I did find out in the course of my research that Indian mothers begin to worry if their young children (boys and girls) don’t exhibit a little  saitani (devilishness).

The Dirt Eater

Mother!  Mummy!  Mom!”

All day long, a constant

teasing litany –

complaints, tattles, whines

“He did this.” “She did that”

“No I didn’t!” “Yes you did!”

Ignorance is bliss, I think

ignore, rise above,

find my center, ground…

“Krish’s eating dirt again, Mummy.”

Damn! It’s true.

Mud dribbles from baby lips

streaking towards his chin

like old man wrinkles.

Pica they call it,

eating disorder common

in toddlers, obscurely named

from the Latin for “magpie”

though actually, the word is older.

Long time gone, before Olympus

Picus ruled – Woodpecker God/King

holy shaman, rattler, shape-shifter.

He comes to me some nights;

ancient figurehead of myth and memory;

He-Who-Haunts-My-Dreams, now

locked between closed pages,
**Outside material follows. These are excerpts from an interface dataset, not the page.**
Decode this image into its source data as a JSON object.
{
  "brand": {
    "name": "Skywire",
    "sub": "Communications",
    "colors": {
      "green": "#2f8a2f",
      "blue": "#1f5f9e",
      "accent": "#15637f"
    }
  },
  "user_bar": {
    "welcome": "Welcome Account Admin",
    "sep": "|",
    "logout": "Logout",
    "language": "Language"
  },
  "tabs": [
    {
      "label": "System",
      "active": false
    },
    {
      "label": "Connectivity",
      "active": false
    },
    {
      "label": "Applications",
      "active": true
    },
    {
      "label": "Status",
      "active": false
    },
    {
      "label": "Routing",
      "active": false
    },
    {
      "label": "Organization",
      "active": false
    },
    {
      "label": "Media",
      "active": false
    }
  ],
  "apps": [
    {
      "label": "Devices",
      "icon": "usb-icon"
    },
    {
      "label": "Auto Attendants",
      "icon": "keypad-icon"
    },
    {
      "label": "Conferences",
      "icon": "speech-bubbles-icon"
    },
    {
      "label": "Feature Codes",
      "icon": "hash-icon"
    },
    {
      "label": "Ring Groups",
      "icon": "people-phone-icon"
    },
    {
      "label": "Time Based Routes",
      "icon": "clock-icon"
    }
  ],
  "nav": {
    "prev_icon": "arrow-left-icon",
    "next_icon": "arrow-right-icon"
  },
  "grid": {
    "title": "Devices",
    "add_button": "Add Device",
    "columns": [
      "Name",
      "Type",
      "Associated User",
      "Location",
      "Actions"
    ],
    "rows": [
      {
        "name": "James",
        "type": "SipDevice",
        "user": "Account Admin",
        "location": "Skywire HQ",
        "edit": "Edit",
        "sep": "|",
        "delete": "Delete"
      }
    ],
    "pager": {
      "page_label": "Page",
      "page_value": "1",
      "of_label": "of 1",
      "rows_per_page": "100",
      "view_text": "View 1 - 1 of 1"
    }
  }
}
boxed books, another life, a previous

consideration, a different vision …

Krish twists away,

impatient to escape my grasp.

Snapped from reverie,

 I jerk him back

squeeze his tiny jaw until

clenched teeth release.

The stubborn pretty mouth I love to kiss

opens wide, becomes a portal, doorway

to creation.  Constellations form from chaos;

dance celestial rounds then fade,

while all around, in between

and through that cosmic

firework display, new avatars

arise and melt in turn.

Awe stuck, I stare

bemused, mystified

but somehow, not surprised.  I think

I’ve always known divinity

resides within each child –

each individual life

a universe –

burning stars, reeling galaxies

impossible to fathom

rich, mysterious, arcane

endlessly fascinating, curiously

accessible, infinitely

out of reach.

Mud, I think.

Alpha, omega;

question and answer

melded in paradox.

I scoop up soil

mound it in my hand

pick out a pebble,

dried leaves, a twig.

Krish licks his thumb, rolls

it in the dirt I offer, cuddles

in my lap and sucks.  Tears

drip through my smile;

all around us

stand his brothers

waiting for the scold.

They’ll wait forever.